Liangzhu jade is on show in Palace Museum
Liangzhu artifacts are on display in the Palace Museum in Beijing through October 20. The exhibition includes 300 pieces from museums across China.
Hangzhou’s Liangzhu ruins were inscribed onto the UNESCO World Heritage list during the 43rd session of the World Heritage Committee in Baku, Azerbaijan early this month.
Liangzhu State stretched over most of the Yangtze River Delta, with Liangzhu city located in Hangzhou’s Yuhang District.
The Neolithic civilization dates back as much as 5,000 years. As an early regional state with a unified belief system and a rice-based agriculture, Liangzhu was an urban civilization with complex functions and structures.
“The Palace Museum has its own Liangzhu collection and has been concerned with its excavation for a long time. The exhibition lasts from summer vacation to October, to allow more young people to visit,” said Shan Jixiang, former curator of the Palace Museum.
Jade accounts for the majority of the exhibition. Jade is the hallmark of Liangzhu, and its craftsmanship is considered the pinnacle of Neolithic jade skills in China.
Liangzhu State has been under archeological excavation for more than 80 years. Tombs and ritual relics have been unearthed with a large number of jade objects within. It had social classes, and the best articles were only unearthed in the burial sites of the elite.
Highlights of the exhibition are two jade articles discovered in the tomb of a Liangzhu king.
The king’s yucong, a large jade cylinder with a hole in the middle, weighing 6.5 kilograms, has deity and mythical creature motifs typical of agricultural civilizations. Its shape is believed to symbolize the cosmology of the ancient Liangzhu people.
The same motifs appear on jade and ivory articles, but are rarely engraved on pottery or stone burial objects. Different sizes of yucong have been found across the Yangtze River Delta, but those found in Liangzhu are the largest and best preserved. The lines are so fine and smooth that it is impossible to imagine how ancient artisans carved such delicate patterns with primitive stone tools.
In addition to the Liangzhu-period yucong, the exhibition also has counterparts from the Shang (16th-11th century BC) and Qing (1644-1911) dynasties, testifying to the influence of yucong in Chinese jade culture.
“Chinese people admire jade. This tradition can be traced to the Liangzhu period.
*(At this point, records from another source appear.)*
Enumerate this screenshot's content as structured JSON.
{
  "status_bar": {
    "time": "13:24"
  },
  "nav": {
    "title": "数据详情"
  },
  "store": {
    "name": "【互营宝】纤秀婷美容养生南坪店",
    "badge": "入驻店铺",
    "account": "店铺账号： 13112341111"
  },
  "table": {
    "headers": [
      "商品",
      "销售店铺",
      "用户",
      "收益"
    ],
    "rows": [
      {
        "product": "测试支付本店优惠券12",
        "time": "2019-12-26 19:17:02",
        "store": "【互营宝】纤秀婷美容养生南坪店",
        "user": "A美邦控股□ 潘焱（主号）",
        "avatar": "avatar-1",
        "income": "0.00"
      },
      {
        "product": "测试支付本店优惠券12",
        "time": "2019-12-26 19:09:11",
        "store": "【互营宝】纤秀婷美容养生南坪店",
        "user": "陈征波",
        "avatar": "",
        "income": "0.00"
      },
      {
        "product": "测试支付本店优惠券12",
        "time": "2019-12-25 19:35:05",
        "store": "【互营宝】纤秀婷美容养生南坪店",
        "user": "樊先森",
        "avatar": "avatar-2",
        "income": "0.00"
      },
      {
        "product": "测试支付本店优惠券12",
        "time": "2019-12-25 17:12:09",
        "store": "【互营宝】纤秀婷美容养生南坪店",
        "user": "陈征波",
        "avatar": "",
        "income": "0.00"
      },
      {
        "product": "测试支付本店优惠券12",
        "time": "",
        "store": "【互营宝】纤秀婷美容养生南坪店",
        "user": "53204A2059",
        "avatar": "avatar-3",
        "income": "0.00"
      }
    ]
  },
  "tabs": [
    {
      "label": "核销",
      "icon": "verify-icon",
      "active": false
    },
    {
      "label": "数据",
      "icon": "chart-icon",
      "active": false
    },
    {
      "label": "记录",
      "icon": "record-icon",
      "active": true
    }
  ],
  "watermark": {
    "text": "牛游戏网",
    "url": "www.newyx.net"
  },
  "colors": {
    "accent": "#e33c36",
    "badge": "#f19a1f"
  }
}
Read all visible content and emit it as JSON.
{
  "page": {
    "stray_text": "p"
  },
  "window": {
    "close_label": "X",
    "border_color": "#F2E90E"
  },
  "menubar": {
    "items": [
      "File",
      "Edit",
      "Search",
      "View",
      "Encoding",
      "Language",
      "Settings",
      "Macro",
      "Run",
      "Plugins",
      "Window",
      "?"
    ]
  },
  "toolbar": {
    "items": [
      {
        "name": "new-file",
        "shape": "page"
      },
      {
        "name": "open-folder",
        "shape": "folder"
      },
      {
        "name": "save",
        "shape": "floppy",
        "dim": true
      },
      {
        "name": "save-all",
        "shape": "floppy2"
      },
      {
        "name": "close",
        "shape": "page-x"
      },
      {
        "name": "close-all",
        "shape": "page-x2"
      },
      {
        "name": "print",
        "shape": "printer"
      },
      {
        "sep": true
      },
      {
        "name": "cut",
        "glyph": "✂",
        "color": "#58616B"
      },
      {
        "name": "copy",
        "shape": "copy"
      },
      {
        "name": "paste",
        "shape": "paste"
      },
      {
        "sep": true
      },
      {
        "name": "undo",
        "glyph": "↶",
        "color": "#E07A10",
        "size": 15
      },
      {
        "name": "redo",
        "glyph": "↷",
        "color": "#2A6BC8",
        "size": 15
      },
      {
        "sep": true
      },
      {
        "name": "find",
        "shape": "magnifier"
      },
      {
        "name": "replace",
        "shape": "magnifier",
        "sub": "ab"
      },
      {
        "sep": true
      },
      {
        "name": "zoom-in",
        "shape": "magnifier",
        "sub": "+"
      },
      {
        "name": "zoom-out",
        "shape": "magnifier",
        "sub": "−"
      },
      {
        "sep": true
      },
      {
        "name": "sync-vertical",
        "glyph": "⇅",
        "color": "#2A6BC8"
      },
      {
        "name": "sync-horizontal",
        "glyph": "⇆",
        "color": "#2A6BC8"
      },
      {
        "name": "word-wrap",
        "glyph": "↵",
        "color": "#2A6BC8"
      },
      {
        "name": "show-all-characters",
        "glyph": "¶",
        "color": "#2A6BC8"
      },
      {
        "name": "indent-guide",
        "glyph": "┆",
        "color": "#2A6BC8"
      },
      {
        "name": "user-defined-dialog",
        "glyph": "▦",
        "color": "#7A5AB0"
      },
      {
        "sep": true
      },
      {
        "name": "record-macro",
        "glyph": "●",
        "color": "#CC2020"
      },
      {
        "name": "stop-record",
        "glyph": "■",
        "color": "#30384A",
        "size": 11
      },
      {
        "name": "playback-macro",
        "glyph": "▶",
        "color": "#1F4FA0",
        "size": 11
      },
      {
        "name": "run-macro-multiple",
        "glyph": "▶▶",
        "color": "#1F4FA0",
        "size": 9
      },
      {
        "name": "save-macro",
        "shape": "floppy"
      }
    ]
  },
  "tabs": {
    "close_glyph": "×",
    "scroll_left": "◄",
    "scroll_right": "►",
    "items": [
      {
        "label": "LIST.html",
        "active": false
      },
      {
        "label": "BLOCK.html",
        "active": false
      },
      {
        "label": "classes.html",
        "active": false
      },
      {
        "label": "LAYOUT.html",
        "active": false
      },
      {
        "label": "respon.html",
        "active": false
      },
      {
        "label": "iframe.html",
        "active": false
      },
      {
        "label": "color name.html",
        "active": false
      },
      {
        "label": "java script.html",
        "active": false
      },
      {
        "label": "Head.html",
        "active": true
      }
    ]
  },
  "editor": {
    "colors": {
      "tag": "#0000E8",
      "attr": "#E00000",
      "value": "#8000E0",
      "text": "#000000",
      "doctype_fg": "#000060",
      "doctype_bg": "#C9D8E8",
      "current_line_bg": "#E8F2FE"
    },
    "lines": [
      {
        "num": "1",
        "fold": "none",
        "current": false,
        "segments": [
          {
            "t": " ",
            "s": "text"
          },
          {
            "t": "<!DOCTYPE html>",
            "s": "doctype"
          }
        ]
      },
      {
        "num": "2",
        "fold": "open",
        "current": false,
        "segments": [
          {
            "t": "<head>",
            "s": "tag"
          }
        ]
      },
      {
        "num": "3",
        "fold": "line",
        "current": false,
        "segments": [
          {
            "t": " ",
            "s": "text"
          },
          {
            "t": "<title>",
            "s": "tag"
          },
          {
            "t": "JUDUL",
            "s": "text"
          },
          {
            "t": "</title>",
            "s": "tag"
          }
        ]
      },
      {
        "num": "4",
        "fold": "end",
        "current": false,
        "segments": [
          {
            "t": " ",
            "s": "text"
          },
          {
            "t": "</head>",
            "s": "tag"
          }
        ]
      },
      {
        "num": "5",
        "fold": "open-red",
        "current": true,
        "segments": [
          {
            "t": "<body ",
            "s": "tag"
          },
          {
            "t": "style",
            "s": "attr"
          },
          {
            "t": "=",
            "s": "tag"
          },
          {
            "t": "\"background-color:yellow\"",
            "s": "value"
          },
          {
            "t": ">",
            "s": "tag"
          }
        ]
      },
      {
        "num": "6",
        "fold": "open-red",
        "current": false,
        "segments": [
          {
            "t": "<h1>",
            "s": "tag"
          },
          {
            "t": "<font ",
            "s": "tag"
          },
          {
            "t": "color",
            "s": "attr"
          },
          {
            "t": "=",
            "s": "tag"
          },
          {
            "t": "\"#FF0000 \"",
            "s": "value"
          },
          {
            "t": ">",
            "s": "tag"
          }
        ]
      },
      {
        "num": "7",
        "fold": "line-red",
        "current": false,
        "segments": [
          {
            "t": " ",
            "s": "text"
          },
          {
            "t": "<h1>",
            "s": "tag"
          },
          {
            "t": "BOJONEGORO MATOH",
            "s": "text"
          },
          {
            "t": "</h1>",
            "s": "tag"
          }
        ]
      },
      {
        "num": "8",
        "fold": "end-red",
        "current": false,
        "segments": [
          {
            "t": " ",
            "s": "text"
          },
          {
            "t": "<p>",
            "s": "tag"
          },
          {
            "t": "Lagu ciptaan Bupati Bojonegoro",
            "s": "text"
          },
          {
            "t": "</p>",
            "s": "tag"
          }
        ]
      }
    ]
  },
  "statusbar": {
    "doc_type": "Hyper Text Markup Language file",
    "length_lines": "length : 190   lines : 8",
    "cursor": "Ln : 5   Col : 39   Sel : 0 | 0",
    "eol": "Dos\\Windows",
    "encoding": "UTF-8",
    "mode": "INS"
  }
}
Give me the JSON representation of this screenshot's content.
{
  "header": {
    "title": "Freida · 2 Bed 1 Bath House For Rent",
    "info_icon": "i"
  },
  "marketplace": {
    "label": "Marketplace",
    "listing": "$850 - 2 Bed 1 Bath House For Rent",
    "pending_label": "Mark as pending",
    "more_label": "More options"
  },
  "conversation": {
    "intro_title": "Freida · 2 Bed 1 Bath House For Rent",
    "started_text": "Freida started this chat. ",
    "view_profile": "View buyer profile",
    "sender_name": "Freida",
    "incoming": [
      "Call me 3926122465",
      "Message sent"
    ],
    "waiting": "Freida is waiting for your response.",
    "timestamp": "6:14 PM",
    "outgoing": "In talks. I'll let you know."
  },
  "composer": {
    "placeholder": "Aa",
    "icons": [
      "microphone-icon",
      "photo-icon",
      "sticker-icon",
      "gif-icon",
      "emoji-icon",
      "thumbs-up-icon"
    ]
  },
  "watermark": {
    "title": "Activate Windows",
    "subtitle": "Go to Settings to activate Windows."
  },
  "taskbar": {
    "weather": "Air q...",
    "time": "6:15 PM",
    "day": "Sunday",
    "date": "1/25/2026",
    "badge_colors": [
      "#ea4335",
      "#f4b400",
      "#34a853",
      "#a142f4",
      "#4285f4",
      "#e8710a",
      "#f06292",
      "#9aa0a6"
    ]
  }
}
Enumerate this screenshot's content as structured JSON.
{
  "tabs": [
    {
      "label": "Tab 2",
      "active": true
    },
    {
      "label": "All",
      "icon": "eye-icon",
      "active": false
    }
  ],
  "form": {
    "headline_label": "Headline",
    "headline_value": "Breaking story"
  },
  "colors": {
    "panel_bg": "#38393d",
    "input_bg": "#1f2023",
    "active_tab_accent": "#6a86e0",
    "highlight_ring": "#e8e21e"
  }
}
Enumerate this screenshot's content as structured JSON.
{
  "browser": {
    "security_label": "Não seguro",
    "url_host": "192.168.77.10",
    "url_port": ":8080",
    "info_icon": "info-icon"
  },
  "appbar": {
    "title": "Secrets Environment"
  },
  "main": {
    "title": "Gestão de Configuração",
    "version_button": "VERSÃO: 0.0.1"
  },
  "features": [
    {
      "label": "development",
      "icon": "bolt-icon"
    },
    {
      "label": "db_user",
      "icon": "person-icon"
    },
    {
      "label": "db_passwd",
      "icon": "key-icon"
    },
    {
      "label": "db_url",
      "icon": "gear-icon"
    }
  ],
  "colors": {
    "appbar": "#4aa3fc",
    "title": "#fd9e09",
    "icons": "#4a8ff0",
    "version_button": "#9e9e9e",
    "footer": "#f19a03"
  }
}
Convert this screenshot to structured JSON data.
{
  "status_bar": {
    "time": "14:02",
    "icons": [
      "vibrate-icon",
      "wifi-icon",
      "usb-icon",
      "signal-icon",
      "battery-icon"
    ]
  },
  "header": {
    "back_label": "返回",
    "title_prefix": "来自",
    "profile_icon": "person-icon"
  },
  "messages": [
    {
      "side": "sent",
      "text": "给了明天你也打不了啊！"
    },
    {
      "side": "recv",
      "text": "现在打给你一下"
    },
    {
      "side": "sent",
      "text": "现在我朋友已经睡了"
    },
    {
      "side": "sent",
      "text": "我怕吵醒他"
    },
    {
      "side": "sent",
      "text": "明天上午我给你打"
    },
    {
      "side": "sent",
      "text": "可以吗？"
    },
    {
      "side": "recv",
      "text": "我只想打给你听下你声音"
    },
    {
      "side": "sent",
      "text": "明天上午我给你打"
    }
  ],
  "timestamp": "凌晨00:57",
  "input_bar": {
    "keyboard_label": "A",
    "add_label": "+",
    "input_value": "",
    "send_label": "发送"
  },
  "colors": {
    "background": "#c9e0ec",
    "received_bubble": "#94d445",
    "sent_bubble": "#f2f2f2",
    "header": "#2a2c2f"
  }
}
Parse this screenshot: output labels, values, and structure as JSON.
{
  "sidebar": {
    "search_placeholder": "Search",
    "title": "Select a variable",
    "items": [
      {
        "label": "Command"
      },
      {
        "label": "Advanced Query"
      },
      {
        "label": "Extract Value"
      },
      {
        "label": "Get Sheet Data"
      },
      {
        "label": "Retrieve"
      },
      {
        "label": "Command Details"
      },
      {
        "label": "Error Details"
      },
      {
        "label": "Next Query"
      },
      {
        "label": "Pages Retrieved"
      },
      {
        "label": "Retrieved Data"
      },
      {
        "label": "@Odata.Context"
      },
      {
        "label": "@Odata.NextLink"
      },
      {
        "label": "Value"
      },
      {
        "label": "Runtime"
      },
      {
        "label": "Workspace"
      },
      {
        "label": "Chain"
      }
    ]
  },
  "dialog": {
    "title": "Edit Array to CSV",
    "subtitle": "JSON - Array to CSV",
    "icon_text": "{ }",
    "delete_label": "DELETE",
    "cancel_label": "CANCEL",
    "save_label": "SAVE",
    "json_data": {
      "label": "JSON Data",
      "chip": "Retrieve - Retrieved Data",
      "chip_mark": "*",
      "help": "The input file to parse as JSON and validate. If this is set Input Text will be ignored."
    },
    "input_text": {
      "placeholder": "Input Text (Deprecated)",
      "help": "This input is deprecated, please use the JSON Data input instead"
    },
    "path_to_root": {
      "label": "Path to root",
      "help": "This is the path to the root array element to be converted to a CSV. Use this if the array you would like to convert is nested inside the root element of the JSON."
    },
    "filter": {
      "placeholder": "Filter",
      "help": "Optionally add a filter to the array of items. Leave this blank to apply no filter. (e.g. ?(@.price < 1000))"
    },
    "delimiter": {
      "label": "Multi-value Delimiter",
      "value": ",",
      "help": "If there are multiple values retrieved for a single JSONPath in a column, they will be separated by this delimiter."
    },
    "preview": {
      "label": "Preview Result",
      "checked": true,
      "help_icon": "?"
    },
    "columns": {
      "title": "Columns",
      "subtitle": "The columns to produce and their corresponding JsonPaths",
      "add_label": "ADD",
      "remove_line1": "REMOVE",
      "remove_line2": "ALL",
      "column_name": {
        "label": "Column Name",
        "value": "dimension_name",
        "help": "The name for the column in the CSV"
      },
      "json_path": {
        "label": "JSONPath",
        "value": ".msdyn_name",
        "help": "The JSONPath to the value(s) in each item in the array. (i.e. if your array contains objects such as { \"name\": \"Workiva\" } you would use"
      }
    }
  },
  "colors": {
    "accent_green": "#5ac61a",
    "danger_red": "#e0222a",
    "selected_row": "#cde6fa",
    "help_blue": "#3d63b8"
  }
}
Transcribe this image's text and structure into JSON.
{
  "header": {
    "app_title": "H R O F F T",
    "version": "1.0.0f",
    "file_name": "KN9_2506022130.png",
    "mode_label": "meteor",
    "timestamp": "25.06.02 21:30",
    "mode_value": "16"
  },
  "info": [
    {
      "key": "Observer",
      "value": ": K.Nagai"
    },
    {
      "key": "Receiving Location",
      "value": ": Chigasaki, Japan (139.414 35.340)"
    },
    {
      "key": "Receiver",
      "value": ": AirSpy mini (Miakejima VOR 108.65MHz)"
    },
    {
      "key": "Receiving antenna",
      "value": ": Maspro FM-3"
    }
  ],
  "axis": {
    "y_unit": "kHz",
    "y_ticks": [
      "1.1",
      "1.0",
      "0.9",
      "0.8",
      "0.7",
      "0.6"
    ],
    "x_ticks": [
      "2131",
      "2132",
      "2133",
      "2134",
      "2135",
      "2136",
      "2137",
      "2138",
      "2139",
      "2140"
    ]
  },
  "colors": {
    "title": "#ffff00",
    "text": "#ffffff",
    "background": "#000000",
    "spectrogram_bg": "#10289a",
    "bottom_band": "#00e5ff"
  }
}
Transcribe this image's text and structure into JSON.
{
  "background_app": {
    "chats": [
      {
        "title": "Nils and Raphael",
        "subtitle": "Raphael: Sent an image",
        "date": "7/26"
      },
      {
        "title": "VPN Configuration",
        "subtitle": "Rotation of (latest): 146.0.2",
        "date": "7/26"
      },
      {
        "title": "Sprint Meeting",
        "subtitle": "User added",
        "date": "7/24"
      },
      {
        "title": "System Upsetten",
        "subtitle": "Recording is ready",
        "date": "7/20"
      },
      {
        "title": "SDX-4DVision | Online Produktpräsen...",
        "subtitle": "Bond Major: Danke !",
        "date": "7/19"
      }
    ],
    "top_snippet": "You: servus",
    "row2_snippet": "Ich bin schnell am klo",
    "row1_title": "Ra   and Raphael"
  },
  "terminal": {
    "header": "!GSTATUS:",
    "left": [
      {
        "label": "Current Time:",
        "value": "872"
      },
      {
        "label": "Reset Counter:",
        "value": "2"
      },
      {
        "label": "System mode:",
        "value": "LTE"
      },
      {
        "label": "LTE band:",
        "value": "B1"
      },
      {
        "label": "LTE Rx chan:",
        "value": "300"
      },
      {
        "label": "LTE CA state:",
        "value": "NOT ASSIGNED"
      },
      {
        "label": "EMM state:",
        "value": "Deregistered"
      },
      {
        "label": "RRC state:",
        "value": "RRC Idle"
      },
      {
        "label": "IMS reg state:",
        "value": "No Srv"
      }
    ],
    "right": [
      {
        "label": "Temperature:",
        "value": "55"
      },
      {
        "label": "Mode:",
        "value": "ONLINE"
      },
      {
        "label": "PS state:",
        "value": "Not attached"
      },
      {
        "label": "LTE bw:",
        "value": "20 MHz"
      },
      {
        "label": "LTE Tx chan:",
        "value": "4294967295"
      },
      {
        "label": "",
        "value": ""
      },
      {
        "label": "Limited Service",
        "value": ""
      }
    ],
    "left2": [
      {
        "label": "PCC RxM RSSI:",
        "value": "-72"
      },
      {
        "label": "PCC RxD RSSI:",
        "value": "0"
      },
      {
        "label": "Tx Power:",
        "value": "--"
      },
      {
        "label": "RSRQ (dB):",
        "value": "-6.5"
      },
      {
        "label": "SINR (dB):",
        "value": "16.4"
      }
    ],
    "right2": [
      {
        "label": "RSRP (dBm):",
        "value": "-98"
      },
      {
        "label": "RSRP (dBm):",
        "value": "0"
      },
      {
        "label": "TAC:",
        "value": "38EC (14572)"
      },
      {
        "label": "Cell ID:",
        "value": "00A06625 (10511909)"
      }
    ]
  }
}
The yucong created a precedent and developed related craftsmanship,” said Gao Menghe, curator of the exhibition.
The king’s yuyue is another jade article excavated from a king’s tomb, and it is also carved with the same mythical motif. In Liangzhu State, the king had absolute power. The yuyue was used as a scepter to summon armies and symbolized supreme military power.
Chinese character 王 literally means king, and evolved from the pictogram of yuyue. And the character 父 (father) came from pictogram of a man holding a yuyue.
In ancient China, kings and emperors believed the two most important aspects of a state were rituals and military affairs.
The discovery of yucong and in a Liangzhu king’s tomb reflects that the concept originated about 5,000 years ago.
All of the jade objects from the king’s tomb are on display in the exhibition. This is the first time a whole set of a Liangzhu king’s burial regalia has been assembled.
“Liangzhu people established the earliest ritual system, which had lasted through feudal regimes till the late 19th century,” said Gao.
“Now, the artifacts of China’s earliest civilized state are on display in the last imperial palace. It means a lot.”
Other highlights come from a Liangzhu queen’s tomb. When archeologists opened this tomb in 1987, they were stunned by the myriad of jade accessories. The largest one is made of 12 (jade circles) and a (half circle). They were placed on the body to accompany the dead into the after-world.
The queen was also buried with a necklace strung with small jade cylinders and a bracelet polished with a spiral pattern. These accessories look fashionable even today.
Date: Through October 20, closed on Mondays
Venue: The Palace Museum, 4 Jingshanqian St
Admission: Free to museum-ticket holders